Instead of misidentifying a weak correlation as an example of the Pareto Principle, it's also possible to misidentify a strong correlation. For example, let's say a business finds that one customer — not one percent of its customers, but a single customer — is responsible for 20% of its revenue. That isn't an example of the Pareto Principle, even though a small cause is responsible for a significant effect. Instead, it's an outlier, a variation far above the mean. Although the outlier is worth studying, it may not be a scenario the company can replicate to its advantage.
Real-World Pareto Principle Examples
Consider a factory floor with high maintenance costs. After some analysis, the foreman finds that just 10% of equipment is responsible for 90% of unplanned downtime. But these are highly specialized machines that can't easily be replaced. The manufacturer can still increase productivity by adopting a preventive maintenance schedule, which is much less expensive than fixing problems after they occur.
Alternatively, let's think about a supply chain manager for a pharmaceutical company. Quality control is hugely important, and the goal is to help the company minimize drug recalls.

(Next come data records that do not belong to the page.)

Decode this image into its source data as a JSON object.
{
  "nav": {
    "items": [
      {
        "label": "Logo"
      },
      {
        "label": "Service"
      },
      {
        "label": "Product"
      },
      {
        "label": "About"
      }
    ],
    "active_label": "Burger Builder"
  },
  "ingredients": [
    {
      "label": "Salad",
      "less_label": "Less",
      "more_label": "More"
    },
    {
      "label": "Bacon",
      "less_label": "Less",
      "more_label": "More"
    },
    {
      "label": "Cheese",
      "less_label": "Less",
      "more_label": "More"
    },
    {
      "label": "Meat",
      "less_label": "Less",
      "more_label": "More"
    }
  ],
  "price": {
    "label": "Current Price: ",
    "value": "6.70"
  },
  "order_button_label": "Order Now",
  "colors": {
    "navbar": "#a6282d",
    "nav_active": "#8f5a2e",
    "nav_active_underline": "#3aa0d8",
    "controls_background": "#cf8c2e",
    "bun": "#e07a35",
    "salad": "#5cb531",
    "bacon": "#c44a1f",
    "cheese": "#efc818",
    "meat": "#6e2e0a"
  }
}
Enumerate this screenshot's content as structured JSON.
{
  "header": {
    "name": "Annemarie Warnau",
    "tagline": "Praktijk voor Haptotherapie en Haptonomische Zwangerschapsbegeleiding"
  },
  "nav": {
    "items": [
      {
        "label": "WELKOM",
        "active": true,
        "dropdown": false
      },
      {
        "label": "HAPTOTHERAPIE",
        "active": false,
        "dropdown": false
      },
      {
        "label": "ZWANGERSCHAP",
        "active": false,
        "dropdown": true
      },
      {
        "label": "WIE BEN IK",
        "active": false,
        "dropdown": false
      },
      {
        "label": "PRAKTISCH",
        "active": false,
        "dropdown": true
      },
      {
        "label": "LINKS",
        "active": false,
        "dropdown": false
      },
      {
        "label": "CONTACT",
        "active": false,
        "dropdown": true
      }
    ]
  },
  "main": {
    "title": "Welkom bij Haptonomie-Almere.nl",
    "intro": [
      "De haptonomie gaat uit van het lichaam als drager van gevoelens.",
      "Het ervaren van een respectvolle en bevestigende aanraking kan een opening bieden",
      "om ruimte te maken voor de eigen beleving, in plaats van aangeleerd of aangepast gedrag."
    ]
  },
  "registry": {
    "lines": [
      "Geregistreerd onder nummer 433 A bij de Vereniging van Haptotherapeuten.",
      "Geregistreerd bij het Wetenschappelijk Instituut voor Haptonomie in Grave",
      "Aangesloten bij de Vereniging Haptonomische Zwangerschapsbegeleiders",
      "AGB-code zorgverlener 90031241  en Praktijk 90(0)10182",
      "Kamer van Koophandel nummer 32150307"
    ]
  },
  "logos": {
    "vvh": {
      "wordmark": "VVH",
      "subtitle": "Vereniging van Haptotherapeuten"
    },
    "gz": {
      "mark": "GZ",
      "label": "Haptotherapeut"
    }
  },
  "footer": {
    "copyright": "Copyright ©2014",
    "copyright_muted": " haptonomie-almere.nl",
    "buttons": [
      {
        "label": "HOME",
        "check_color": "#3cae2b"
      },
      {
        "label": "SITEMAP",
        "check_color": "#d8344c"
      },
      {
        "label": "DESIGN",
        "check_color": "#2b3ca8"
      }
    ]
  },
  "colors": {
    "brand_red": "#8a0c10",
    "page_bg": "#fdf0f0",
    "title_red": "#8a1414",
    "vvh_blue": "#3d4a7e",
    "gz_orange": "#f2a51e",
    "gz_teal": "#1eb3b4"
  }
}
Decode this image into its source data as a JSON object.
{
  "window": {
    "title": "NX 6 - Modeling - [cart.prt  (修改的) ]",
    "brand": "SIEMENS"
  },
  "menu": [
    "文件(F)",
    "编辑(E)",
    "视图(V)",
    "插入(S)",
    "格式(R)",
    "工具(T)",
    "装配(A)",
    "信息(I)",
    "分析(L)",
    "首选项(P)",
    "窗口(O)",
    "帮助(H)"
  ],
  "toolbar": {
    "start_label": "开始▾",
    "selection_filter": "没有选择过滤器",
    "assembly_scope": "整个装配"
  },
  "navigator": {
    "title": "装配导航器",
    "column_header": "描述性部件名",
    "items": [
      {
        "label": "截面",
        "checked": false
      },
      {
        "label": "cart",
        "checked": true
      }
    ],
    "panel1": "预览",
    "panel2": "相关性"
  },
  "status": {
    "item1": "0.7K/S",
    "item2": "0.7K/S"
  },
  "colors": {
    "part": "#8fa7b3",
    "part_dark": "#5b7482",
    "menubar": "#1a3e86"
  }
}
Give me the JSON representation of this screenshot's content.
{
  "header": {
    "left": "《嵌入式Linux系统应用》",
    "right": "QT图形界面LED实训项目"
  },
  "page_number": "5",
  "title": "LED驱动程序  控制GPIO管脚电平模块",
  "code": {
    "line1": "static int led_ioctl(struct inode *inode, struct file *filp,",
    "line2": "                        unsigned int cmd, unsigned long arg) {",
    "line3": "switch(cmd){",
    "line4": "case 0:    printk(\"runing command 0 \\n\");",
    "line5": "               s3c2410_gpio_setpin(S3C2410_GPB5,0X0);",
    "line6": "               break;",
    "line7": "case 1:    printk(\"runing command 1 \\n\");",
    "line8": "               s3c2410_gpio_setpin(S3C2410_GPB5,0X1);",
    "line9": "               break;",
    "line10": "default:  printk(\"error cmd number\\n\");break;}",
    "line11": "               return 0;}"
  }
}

The supply chain manager performs a Pareto analysis on vendors and finds that 60% of nonconformance issues come from 10% of suppliers. These suppliers can't be replaced right away, but their materials can and should be subjected to an enhanced inspection schedule, leading to fewer recalls and less bad press.
Application of the Pareto Principle in Inventory Management
The Pareto Principle can be an effective tool when applied to inventory management.
Product inputs and outputs are not evenly distributed — items have varying turnover rates, raw materials are cheap or expensive, pallets are heavy or light. That means cause and effect in a warehouse environment can align with Pareto Principles, and warehouse managers can take advantage of this using inventory analytics.
Following an inventory audit, a warehouse manager might find that 20% of raw materials are responsible for 80% of storage costs. That should drive a critical look at these items. Could they be more of a just-in-time purchase, or could they be stored more efficiently?
Or, analysis reveals that 20% of products represent 80% of handling time. That 20% might represent large and unwieldy items that must be handled via forklift. Again, if the company can't phase these products out, it may be able to find ways to cut handling times by placing them so forklift routes don't interfere with other workers or adding automation so that fewer humans are involved in transport.
Using the Pareto Principle, warehouse managers can lower costs, increase revenues, improve efficiency and reduce damage to products during storage and handling. With modern inventory management systems, it's easier to identify these opportunities.
Pareto Principle FAQs
A: What is the Pareto Principle?
A: The Pareto Principle is a standard distribution in which 80% of results flow from 20% of causes or efforts. One example is discovering that 80% of a company's revenue comes from 20% of customers.
Q: What does the Pareto Principle mean?
A: The Pareto Principle is named after Italian economist Vilfredo Pareto who, in 1896, noted that 80% of Italy's land was owned by just 20% of the population. Pareto went on to discover this same ratio in other countries. His work was applied to business by management consultant Joseph M. Juran in the 1940s.
Q: What is the 80/20 rule in life?
A: Day-to-day life holds many examples of the 80/20 rule, also known as the Pareto Principle. People might find that 80% of their budget spent on 20% of needs, like food and rent, or that 20% of exercise types burn 80% of calories. Looking for places where the Pareto Principle applies can help save time, effort and money.
Q: Is the Pareto Principle true?
A: Short answer: yes. Long answer: The Pareto Principle is often observed in real life, but it's not a mathematical law. Although 80% of results often descend from 20% of causes, this isn't an exact ratio. There are times, for example, where 100% of results might result from 20% of inputs. That broadens the opportunity to find examples of the Pareto Principle in your daily life.